# Description of the task:
Copy out each line from the material where the word "kind" is found.
═══ Data under study ═══
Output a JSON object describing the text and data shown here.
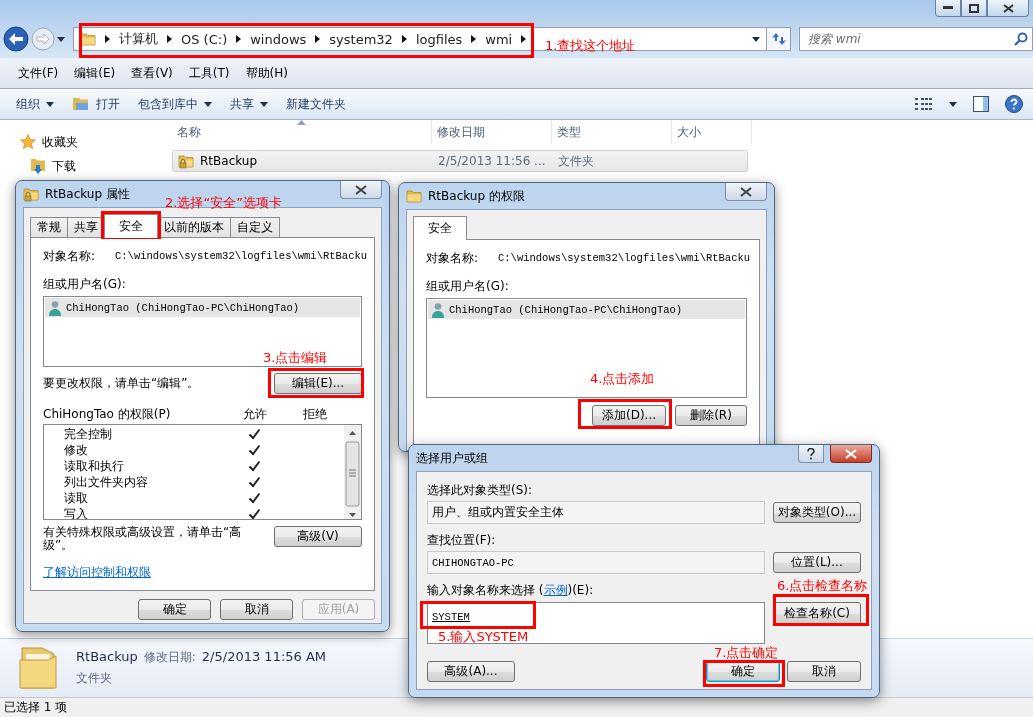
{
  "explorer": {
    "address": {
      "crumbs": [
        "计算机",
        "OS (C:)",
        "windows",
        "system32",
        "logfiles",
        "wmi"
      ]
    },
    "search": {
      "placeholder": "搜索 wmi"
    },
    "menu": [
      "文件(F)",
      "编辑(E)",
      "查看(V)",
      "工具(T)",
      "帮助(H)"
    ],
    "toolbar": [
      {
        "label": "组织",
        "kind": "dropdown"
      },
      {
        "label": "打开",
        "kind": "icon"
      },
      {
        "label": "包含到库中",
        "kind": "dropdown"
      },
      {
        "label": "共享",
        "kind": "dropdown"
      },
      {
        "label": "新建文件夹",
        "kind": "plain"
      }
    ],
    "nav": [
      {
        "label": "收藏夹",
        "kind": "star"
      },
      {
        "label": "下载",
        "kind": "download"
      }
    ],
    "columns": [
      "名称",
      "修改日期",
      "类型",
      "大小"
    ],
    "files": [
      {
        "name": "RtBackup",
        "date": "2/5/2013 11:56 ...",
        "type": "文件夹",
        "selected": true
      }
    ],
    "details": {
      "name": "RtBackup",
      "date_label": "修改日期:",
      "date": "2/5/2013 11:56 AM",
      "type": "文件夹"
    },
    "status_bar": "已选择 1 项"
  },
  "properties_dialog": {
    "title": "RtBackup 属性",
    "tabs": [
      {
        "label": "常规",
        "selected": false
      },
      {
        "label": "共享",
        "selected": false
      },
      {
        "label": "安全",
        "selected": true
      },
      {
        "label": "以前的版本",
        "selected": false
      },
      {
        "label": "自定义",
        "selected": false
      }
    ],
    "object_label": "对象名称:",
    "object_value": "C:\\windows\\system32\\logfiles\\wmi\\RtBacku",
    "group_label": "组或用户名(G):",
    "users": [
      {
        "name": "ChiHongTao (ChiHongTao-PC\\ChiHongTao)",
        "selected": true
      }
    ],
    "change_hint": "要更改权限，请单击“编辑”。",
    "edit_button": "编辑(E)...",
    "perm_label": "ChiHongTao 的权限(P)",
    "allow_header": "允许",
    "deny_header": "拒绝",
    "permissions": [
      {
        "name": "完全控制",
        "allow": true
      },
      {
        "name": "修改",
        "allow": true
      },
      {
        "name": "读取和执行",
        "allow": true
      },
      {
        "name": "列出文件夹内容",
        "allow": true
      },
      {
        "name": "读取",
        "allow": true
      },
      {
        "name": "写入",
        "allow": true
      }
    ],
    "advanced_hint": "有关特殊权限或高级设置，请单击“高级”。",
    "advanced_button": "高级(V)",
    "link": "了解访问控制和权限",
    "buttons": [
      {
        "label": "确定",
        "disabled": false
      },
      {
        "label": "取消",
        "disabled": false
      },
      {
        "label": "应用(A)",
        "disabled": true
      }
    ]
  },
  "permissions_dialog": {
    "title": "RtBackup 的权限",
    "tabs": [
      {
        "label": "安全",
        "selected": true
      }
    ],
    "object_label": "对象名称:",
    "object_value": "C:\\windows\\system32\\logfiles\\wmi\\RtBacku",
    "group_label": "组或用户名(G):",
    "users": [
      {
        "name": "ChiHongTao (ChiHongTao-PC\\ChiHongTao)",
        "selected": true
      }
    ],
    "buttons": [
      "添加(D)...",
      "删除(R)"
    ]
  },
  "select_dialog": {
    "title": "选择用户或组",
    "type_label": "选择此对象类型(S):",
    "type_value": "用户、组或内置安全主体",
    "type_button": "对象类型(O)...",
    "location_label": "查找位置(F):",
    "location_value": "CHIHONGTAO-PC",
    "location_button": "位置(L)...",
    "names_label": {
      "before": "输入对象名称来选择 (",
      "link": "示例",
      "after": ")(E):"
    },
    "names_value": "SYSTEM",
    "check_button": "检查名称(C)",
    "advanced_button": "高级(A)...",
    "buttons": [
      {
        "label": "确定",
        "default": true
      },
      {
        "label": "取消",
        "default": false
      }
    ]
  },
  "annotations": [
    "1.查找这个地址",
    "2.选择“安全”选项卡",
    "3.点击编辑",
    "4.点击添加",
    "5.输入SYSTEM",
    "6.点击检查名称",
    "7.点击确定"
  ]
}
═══
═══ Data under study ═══
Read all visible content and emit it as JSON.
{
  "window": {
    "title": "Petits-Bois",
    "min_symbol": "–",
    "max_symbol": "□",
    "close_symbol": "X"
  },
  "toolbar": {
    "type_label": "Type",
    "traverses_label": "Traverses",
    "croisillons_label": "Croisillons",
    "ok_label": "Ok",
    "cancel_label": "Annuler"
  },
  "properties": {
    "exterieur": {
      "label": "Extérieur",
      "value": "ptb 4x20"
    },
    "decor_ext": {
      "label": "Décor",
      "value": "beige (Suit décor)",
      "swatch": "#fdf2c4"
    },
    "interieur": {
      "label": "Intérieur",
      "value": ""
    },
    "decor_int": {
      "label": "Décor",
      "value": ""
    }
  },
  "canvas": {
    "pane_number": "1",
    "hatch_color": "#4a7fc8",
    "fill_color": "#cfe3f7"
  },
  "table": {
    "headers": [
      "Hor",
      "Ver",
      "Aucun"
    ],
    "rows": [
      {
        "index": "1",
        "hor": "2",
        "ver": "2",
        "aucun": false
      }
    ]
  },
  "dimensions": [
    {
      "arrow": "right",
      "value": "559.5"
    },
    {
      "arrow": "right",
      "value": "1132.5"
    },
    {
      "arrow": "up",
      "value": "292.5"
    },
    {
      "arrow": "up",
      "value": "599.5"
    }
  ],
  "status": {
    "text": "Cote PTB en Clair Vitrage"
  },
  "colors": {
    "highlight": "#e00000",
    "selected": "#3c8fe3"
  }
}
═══
# Response area:
        "kind": "dropdown"
        "kind": "icon"
        "kind": "dropdown"
        "kind": "dropdown"
        "kind": "plain"
        "kind": "star"
        "kind": "download"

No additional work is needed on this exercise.